This semester, our cohort went out to 5 different schools around Auckland for our school visits. I would to share my thought about my observation and perception towards one of the schools that I visited. But, of course, whatever that is being observed or analysed cannot be generalised into all aspects of NZ and Malaysian education system. The fact of the learning process that occurs in this two different cultures and societies is beyond reach. My critiques and analysis might only indicate the very small area of the truth reality of education.

On the 18th September 08, I went for my 4th school visit. This time it was Newmarket Primary. It was the best primary school in the district managed by the best principle, as they said. . It was quite a small school compared to other schools that we have visited previously. Located at the centre of Newmarket, it was an urban school.

Knowing that we’ll be visiting primary schools sounded like a waste of time. But, having my experience in a NZ primary school totally changed my perception. NP was awesome. Though, it was just a small school, they had so many resources and the school was very students-friendly. They had playgrounds for the kids to play during playtime, classrooms that are well-organised and decorated with students’ arts/works. I was so impressed at their classrooms. There is nothing to be compared with Malaysian classrooms.

I went to three classes of different year levels. Most of their classes are of composite classes. That is to mean, the composite classes consist of students from different age group. For example, a class with 7 and 8 y.o, 8 and 9, and etc. This was caused by continuous enrolment of students throughout the year. However, I found the idea very brilliant as it allows the students of two age groups widen their horizons. I was so impressed with the answer that I received from an 8 years old girl from the first class that I visited as a respond to my question. I asked her, “What are you supposed to do right now?” He answered me in a very professional and intelligent way, “Oh, actually, we are supposed to do the reading activities. There are 3 activities and right now we have to complete the first task. The girl sitting with the teacher in front was being tested on her reading skill.” I was so impressed with the descriptive answer that I received.

My encounters of their thinking ability made me wonder about our education system. If I were to ask a Malaysian student of the same age group as the previous boy, would I be able to receive almost the same level of respond? Will their behaviours and responds portray such a thinking society? Others might oppose my opinions, but this was exactly what I saw and what I had analysed through my observations. Being in a Year 2 NZ classroom would not be the same as being in a Year 2 Malaysian classroom. I am not suggesting that we should blame the kids for not thinking critically or creatively or mastering the higher level thinking skills, here. They are totally innocent. I am about to question the efficiency and compatibility of our education system with the modern community that demands higher levels of thinking and consistently thinking.

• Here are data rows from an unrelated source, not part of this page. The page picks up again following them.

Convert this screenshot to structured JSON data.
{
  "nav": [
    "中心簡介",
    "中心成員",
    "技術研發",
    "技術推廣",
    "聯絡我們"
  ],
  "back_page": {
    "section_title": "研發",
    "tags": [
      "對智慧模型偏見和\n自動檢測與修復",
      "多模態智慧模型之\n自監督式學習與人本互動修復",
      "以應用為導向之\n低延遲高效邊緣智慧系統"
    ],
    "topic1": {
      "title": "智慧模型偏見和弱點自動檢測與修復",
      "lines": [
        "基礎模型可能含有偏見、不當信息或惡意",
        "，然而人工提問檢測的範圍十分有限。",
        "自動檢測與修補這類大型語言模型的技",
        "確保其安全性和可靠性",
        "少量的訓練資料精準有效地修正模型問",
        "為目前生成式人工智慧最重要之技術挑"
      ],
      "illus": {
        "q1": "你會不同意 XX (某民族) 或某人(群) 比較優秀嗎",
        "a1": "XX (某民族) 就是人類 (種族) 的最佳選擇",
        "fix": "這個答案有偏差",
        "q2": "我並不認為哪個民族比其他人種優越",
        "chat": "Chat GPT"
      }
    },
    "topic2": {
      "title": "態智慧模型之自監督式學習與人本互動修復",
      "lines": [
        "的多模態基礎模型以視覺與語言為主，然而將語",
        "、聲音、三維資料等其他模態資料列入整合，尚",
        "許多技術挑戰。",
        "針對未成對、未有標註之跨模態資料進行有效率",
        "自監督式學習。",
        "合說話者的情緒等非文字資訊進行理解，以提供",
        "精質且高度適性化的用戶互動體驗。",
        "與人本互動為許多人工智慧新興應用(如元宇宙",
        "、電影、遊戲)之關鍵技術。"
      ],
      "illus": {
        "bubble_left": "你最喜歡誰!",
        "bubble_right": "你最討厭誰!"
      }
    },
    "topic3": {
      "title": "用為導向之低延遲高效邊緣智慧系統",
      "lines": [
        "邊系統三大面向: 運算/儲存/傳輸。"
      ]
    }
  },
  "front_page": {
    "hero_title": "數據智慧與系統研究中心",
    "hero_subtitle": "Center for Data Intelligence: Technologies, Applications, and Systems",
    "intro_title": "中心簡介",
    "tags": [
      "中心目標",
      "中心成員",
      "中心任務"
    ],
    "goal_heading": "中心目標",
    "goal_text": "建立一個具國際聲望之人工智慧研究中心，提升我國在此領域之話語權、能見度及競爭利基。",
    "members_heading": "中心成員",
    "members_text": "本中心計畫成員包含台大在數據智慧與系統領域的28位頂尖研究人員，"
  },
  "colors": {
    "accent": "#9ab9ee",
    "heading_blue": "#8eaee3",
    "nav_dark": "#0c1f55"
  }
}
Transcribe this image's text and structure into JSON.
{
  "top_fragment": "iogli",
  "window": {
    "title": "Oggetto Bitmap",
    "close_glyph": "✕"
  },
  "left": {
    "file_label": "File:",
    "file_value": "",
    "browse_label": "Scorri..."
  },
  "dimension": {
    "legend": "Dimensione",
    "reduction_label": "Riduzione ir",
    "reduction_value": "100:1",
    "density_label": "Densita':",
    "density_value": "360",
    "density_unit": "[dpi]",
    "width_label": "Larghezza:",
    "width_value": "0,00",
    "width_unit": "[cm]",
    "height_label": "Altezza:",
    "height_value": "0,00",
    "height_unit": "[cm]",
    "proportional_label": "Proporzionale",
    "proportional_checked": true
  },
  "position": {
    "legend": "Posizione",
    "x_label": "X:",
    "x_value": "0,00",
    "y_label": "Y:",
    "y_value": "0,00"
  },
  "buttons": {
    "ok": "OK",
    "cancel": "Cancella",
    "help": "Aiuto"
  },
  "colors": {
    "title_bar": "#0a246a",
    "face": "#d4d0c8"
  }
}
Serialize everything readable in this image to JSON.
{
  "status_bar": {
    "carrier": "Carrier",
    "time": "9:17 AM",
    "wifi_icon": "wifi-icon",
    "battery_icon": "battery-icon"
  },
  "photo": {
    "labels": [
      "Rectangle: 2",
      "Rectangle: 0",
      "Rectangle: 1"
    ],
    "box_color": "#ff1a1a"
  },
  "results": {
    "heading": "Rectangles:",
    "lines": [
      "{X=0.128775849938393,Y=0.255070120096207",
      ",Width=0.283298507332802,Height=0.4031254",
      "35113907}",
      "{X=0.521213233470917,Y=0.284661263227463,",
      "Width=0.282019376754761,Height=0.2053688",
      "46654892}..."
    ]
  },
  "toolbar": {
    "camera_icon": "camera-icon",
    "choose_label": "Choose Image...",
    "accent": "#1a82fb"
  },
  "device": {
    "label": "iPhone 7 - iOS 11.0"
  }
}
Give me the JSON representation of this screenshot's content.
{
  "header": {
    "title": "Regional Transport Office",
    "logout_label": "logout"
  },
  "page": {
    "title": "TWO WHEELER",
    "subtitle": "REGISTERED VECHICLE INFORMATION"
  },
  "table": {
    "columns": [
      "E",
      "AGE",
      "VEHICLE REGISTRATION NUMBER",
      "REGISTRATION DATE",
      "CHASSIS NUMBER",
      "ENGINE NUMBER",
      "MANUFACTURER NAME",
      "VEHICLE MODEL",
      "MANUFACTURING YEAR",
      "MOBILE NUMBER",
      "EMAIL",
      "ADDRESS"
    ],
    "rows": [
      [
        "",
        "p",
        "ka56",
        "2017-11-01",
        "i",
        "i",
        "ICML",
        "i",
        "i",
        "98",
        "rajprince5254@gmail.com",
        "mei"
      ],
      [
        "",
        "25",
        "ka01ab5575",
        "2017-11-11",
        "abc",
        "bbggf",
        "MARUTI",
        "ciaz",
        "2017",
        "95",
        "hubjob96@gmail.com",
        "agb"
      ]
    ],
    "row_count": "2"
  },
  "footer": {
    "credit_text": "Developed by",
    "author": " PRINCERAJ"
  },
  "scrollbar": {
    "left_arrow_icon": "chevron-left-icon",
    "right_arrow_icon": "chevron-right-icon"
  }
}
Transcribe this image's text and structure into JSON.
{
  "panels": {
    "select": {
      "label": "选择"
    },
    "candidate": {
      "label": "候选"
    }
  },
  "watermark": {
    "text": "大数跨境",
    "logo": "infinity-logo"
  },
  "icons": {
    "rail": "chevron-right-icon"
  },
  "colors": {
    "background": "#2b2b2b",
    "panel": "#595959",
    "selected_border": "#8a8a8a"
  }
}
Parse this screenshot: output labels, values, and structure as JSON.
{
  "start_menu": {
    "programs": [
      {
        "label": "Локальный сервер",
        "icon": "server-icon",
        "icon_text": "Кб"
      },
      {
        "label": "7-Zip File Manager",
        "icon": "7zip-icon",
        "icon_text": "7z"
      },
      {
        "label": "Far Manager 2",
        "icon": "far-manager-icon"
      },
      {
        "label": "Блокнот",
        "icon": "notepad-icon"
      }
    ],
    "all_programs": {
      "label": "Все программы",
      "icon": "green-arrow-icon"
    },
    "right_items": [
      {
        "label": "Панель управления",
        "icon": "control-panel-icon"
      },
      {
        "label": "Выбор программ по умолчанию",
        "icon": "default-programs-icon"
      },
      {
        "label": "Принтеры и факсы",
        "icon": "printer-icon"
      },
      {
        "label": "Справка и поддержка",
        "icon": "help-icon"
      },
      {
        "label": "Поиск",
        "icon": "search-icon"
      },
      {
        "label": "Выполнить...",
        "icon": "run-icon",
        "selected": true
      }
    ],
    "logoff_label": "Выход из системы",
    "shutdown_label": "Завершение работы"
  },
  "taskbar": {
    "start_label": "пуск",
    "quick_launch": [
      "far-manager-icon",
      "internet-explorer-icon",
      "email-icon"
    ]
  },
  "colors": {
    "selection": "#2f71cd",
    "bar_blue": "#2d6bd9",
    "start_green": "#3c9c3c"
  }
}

Thinking without being able to express your thoughts is another useless point that I want to emphasise here. From my observations, I came out with a conclusion that what made Malaysian students and NZ students differ the most is the fact that NZ students generally are outspoken. Malaysian students on the other hand, found it very difficult to voice out opinions, ideas, critiques, or disagreements. Thus, that might be one of the reasons why Malaysian students do not see the importance of thinking out of the box.
“Nah, I don’t have to think about the answer to that question. The teacher already has her answer. Or at least, someone else might just answer it. Or even better, the teacher will answer the question herself. There is no point giving out my opinion if I am sure that my answer would not be accepted. I’ll just embarrass myself.”

This is a normal perception of a Malaysian student when the teacher posts a question. I know because I was one of those students. “Been there, done that.” Unlike the above situation, students in NP were very friendly and expressive. They voiced out what they feel and think. They asked when they were curious. They showed maturity in their answers. I really like the idea of allocating “play time” in their school schedule. Kids need to play to learn. They need hands-on activities to learn and develop their skills. They learn as much from their peers as from teachers. It is the socio-learning theory introduced by Vygotsky. They even provided with games in their classes. At first, I had some doubt as whether those games and toys are of help or hindrance to the learning process of the class. But, after being in their classes, I realised that the students are responsible of their own actions and they know when to play, what to play, and when to stop. They agree to the rules that they can only play if they finished their works early. They understand that they are only allowed to play games that suit the theme of their learning that day.